Our achievements are the direct result of our hard work, grit and perseverance. When we accomplish our goals, it is often accompanied by an increased sense of meaning and purpose. This further fuels our motivation to try harder and push past challenges, and the hope that we can make our dreams a reality.

Tip #5: Persevere

Pillar: Learning

Being gritty means sticking to your long term goals and being passionate about them despite small setbacks or challenges along the way. But if you change your mind it is OK; be gritty about the next thing. Accept that setbacks are part of the process and keep going anyway.

Vitality:

The full range of attitudes and behaviours associated with living a healthy life, including: balancing work and play, regular physical activity, healthy eating, stress management, restorative sleep, sexual health, and consent.

Tip #6: Manage your stress

Pillar: Mental Health and Well-being

Develop your ability to work well under pressure; learn to make the choice to study for your mid-term exam or complete that assignment, instead of going to a party; engage in self-care. Live a balanced life: healthy eating, restorative sleep, regular exercise, and pleasurable activities (e.g. socializing, yoga, meditation, music, hobbies).

Tip #7: Doing the balancing act

Pillar: Mental Health and Well-being

If you notice that you are at either end of the continuum, you should slide towards the middle to get back in balance:

On the healthy spectrum, these are the balance points in the middle: working hard enough, sleeping enough, healthy eating, motivated to do your work, calm, somewhat social, careful work, focused on tasks, energized.

It takes time to find your balance. Trust yourself and you will.

  • Deena Kara Shaffer

    Diana, I am in awe of the braid you’ve crafted here, weaving your seven tips with PERMA-V with the SA Pillars. Amazing.

    (I find particular resonance with the continuum you’ve created; even today I worked with a student who was pushing themselves hard at the gym as a coping strategy yet so much so that it is actually negatively impacting their mental health and exacerbating overwhelm.)

    Diana, does the advice housed in your above first year tips change for, say, second and third year students? Or, students wrapping up their undergrad degrees, soon to transition into the work world or grad school?
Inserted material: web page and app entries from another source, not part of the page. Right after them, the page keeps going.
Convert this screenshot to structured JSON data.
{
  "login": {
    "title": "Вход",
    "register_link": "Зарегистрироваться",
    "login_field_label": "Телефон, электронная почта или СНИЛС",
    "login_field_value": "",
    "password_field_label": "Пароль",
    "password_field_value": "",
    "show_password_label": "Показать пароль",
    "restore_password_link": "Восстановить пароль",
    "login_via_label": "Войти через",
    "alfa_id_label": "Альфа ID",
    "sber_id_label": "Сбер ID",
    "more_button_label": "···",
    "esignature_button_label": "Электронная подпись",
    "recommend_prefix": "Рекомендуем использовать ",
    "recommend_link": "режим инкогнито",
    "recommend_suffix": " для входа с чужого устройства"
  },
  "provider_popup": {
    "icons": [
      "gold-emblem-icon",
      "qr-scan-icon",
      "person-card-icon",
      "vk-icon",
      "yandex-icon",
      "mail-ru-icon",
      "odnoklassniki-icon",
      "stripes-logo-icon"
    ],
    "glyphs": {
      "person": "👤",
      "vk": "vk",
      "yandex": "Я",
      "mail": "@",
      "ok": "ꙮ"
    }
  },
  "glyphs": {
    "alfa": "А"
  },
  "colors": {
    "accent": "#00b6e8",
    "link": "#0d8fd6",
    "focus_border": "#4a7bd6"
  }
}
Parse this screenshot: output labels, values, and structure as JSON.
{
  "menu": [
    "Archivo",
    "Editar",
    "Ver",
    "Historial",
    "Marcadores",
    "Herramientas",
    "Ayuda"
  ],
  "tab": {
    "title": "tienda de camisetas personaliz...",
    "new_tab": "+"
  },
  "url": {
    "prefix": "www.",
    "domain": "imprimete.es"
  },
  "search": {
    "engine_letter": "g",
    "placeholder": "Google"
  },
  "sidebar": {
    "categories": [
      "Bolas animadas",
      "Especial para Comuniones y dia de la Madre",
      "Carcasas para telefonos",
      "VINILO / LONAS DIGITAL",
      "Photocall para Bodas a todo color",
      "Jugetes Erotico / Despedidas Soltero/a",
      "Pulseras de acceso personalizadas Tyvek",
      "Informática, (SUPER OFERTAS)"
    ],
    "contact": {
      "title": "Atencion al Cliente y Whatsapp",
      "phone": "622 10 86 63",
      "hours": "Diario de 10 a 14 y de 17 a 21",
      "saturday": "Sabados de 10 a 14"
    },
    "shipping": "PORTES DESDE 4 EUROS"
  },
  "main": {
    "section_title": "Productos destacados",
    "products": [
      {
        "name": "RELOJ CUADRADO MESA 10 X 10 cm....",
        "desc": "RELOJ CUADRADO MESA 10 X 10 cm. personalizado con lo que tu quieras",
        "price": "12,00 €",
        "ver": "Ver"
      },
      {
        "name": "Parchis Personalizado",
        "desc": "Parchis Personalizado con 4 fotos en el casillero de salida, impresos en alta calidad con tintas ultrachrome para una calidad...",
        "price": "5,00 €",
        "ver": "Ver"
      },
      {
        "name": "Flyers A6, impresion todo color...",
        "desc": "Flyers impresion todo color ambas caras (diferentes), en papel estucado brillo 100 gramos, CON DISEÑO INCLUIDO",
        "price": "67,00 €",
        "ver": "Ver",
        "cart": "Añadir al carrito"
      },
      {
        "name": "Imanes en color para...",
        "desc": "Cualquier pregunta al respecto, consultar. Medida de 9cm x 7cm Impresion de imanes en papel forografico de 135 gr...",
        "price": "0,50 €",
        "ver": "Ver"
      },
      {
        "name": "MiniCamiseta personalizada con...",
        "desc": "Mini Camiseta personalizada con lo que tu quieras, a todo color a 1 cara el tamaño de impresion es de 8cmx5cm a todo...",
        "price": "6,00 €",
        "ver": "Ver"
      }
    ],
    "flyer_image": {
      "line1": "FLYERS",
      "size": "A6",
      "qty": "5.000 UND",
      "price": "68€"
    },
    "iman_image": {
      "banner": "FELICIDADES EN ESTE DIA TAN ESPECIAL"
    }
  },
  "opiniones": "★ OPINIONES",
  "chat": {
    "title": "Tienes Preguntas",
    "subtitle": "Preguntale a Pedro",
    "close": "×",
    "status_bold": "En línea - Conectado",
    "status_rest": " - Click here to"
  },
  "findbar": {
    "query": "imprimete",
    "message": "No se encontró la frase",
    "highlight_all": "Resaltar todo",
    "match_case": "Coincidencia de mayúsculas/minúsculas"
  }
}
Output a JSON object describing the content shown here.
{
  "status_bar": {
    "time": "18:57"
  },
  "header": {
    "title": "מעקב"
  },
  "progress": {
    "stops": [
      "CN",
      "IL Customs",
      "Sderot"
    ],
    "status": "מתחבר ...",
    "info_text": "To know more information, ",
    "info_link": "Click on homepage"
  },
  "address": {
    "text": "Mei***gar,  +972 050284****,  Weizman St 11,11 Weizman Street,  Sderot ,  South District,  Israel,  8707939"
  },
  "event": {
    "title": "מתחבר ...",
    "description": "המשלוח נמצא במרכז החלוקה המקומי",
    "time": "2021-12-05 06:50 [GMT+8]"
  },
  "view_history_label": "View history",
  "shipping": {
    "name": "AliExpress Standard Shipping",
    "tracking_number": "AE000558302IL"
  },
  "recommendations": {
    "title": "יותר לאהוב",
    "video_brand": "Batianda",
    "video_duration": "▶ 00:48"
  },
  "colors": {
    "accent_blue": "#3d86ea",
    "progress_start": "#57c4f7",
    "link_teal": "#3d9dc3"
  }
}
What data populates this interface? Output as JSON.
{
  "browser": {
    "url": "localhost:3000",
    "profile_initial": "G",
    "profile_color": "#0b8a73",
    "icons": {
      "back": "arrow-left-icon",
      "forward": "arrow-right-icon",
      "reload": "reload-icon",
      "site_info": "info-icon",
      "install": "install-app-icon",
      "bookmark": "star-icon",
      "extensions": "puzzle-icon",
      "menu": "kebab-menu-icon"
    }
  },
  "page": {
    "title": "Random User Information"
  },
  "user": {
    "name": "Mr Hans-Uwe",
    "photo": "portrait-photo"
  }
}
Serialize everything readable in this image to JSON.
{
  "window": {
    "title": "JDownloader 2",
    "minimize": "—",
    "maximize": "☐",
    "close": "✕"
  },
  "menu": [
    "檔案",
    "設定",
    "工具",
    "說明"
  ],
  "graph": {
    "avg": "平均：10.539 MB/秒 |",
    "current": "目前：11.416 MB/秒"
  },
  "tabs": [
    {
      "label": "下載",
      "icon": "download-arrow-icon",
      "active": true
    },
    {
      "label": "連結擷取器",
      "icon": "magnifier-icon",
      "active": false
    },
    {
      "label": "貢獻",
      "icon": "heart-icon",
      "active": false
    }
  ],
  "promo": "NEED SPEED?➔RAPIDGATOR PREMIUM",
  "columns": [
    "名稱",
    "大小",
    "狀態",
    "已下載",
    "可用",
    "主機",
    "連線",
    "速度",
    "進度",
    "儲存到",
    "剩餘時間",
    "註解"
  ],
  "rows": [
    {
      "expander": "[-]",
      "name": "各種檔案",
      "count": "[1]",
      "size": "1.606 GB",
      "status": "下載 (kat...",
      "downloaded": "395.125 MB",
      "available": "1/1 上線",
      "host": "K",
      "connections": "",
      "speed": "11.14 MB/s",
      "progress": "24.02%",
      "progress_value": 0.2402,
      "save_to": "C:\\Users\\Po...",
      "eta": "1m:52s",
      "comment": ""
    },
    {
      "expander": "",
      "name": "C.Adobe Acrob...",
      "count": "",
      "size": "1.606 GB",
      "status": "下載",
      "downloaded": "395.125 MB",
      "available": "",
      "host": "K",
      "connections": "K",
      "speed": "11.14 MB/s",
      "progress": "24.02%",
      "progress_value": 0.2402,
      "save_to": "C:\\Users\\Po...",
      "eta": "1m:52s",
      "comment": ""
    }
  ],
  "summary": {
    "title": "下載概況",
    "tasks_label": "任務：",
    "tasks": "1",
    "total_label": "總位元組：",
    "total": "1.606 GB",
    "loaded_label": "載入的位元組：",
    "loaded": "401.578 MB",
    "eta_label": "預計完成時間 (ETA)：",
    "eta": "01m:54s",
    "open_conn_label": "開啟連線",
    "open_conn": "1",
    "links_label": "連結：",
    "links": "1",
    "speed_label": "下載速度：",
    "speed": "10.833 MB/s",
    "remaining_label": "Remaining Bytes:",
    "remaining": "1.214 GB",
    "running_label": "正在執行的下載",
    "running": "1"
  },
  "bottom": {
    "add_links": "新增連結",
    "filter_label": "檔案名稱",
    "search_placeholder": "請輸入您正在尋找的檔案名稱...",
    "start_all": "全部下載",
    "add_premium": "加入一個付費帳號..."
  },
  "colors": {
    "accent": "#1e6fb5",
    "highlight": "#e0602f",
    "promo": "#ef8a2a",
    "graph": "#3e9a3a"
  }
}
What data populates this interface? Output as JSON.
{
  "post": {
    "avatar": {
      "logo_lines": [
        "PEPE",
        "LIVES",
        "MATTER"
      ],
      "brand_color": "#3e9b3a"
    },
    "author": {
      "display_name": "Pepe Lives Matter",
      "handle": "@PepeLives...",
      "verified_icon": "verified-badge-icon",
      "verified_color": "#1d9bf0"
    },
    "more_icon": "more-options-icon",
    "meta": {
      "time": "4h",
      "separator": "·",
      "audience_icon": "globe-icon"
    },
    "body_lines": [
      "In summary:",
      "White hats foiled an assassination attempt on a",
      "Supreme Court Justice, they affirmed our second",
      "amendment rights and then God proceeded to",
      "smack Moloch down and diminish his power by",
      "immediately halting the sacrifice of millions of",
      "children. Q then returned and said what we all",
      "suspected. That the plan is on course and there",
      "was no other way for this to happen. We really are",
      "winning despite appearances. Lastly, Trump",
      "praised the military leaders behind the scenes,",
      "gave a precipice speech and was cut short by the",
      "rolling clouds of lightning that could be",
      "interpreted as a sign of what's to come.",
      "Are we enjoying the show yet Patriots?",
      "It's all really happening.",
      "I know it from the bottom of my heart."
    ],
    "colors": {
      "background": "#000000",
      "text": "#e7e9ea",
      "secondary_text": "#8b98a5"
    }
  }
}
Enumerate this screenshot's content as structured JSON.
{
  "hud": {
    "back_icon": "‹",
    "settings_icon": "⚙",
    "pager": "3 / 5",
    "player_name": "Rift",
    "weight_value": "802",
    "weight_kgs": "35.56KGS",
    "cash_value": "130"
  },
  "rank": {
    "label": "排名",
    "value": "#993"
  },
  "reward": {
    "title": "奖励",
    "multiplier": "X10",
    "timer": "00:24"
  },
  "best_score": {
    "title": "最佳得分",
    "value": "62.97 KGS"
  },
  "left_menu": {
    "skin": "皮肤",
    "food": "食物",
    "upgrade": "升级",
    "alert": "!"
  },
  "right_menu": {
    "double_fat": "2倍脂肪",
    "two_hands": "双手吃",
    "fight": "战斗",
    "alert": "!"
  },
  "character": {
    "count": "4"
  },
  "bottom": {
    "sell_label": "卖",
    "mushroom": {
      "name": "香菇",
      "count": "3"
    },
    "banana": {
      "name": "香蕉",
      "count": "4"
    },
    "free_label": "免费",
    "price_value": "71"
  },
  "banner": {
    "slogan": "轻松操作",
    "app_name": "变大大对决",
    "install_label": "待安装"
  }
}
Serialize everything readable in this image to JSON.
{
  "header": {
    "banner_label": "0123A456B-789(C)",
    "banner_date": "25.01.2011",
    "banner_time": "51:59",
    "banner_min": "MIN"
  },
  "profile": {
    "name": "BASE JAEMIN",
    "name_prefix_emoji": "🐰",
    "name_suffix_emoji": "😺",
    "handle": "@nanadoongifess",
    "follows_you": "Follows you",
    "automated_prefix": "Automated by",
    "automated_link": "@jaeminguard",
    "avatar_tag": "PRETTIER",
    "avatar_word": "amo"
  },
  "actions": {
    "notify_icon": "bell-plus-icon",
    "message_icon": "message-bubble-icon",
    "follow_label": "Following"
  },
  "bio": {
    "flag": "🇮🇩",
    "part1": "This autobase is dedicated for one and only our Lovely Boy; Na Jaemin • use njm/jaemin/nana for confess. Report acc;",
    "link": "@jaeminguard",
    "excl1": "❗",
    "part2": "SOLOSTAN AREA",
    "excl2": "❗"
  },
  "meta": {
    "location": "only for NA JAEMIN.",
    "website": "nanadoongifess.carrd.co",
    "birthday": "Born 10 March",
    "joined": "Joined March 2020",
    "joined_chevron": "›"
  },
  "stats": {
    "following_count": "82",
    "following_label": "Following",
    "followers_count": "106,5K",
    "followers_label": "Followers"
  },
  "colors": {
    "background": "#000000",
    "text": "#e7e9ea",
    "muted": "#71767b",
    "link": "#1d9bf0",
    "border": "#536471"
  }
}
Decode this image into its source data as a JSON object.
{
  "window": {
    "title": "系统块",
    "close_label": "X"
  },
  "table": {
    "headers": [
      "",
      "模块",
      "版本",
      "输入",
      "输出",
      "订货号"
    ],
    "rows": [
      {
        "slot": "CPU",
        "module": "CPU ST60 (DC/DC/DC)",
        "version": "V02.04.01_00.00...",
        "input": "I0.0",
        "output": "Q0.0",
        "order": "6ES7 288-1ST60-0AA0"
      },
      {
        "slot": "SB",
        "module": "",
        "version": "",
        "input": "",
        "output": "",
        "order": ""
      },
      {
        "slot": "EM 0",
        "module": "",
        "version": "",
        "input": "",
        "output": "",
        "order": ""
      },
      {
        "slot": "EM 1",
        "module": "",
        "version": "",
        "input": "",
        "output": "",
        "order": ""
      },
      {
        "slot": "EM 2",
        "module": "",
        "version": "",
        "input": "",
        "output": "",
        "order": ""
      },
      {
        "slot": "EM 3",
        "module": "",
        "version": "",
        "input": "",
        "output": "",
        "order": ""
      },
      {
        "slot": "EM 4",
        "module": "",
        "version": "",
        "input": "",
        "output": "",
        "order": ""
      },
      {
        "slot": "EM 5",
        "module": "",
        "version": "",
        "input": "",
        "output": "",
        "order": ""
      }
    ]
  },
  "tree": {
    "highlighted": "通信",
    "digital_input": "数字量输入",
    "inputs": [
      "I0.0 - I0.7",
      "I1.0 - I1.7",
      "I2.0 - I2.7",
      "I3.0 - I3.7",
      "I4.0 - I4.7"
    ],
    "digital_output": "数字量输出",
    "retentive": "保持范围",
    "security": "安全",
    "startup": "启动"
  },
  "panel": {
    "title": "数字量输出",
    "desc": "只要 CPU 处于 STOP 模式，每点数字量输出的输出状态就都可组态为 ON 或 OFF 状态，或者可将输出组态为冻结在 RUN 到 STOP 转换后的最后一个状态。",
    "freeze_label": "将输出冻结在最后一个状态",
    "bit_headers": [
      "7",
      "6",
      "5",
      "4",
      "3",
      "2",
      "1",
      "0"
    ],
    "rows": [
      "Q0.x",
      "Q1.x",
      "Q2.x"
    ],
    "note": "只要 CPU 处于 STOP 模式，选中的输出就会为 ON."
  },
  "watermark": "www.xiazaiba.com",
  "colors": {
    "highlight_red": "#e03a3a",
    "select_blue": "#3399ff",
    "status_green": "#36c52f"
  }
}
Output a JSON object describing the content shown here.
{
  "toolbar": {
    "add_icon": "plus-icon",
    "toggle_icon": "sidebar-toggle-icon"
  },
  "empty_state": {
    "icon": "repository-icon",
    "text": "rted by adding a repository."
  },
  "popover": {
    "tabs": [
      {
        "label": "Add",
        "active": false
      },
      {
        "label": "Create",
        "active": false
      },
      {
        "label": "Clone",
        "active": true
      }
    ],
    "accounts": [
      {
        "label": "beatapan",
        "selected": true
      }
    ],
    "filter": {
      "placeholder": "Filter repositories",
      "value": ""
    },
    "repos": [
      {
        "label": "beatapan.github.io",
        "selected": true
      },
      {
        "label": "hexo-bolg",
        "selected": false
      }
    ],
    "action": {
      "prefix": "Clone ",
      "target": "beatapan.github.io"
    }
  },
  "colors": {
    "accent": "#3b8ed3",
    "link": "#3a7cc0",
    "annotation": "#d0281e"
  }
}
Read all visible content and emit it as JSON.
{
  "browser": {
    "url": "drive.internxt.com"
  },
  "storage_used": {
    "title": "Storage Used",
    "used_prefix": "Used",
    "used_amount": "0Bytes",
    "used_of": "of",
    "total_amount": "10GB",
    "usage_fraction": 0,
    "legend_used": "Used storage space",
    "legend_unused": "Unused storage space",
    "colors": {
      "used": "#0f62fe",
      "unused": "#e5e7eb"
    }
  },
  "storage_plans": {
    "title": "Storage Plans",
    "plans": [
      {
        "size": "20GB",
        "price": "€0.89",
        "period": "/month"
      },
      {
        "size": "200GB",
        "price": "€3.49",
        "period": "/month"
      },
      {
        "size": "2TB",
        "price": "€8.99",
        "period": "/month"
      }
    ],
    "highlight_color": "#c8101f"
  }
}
Maybe what I’m really asking is, throughout your experiences with students in upper years, do you see differences in encounters with/barriers to/capacities for resiliency and flourishing? (Just wondering if and how the seven tips might, or might not, shift as the student matures in their academic journey.)

    Thanks so much, Diana. I’m always eager to infuse the work I do with your tremendous insights!